OBJECTIVES: We sought to investigate the relationship between the plasma concentration of brain natriuretic peptide (BNP), echocardiographic findings and the clinical outcome of patients supported with ventricular assist devices (VADs) to determine the role of BNP as a predictor for cardiac recovery. BACKGROUND: Ventricular unloading in patients with end-stage heart failure supported by VADs may lead to myocardial recovery. The BNP is produced in the myocardium in response to chronic volume overload, but the effects on it of ventricular unloading by VADs are largely unknown. METHODS: Twenty-one patients diagnosed with nonischemic cardiomyopathy and supported by VADs were evaluated for echocardiographic data and blood chemistry including BNP. They were divided into patients who died while on mechanical support (group I; n = 9), patients who were transplanted (group II; n = 8) and patients who were successfully weaned off the system and did not require transplantation (group III; n = 4). RESULTS: Brain natriuretic peptide plasma concentrations decreased significantly after initiation of mechanical circulatory support (p = 0.017). Furthermore, the changes in BNP plasma concentrations showed a faster decrease to normal levels within the first week after implantation of the VAD in patients who were weaned off the system (group III) compared to patients in group I and group II. CONCLUSIONS: This study shows that ventricular unloading with VADs decreases BNP plasma concentrations in patients who suffer from end-stage heart failure. Furthermore, we hypothesize that an early decrease of BNP plasma concentration may be indicative of recovery of ventricular function during mechanical circulatory support.

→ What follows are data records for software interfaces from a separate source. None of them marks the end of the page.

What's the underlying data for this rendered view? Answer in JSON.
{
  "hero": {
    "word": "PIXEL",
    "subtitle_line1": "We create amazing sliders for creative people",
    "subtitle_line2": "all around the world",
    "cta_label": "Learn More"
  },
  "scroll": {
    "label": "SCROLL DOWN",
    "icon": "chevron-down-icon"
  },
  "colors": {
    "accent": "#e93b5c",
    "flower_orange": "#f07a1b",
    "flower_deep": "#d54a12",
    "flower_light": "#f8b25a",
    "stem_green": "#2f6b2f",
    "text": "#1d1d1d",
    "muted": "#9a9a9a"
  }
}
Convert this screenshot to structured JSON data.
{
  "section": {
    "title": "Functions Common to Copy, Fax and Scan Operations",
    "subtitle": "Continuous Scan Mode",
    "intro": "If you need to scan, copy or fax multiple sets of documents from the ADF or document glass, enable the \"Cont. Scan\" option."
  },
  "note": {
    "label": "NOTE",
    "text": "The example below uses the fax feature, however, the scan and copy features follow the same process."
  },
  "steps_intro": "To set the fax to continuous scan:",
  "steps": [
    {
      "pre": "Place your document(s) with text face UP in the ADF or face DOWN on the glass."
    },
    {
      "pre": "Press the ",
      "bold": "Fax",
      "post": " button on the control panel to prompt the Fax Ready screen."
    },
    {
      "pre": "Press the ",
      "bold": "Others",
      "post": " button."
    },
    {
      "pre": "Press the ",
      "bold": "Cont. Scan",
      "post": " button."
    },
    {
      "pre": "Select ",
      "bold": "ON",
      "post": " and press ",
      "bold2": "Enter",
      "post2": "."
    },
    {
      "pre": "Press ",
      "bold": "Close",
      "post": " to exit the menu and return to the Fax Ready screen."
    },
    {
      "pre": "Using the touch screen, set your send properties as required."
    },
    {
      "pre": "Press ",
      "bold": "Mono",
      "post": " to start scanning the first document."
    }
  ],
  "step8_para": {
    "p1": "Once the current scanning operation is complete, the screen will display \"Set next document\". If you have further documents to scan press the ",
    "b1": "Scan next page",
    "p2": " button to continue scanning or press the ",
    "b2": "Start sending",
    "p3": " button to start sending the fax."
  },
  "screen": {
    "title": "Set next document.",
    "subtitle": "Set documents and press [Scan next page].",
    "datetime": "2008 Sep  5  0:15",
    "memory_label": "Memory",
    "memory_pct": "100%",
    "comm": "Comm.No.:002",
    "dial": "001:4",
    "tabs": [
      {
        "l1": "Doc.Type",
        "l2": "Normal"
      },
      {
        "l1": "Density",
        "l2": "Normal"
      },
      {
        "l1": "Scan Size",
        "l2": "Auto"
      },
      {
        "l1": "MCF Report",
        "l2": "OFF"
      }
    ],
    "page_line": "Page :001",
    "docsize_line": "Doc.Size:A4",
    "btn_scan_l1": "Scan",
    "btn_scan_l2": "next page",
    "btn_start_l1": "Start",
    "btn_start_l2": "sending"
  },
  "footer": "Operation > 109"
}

ASJC Scopus subject areas
- Cardiology and Cardiovascular Medicine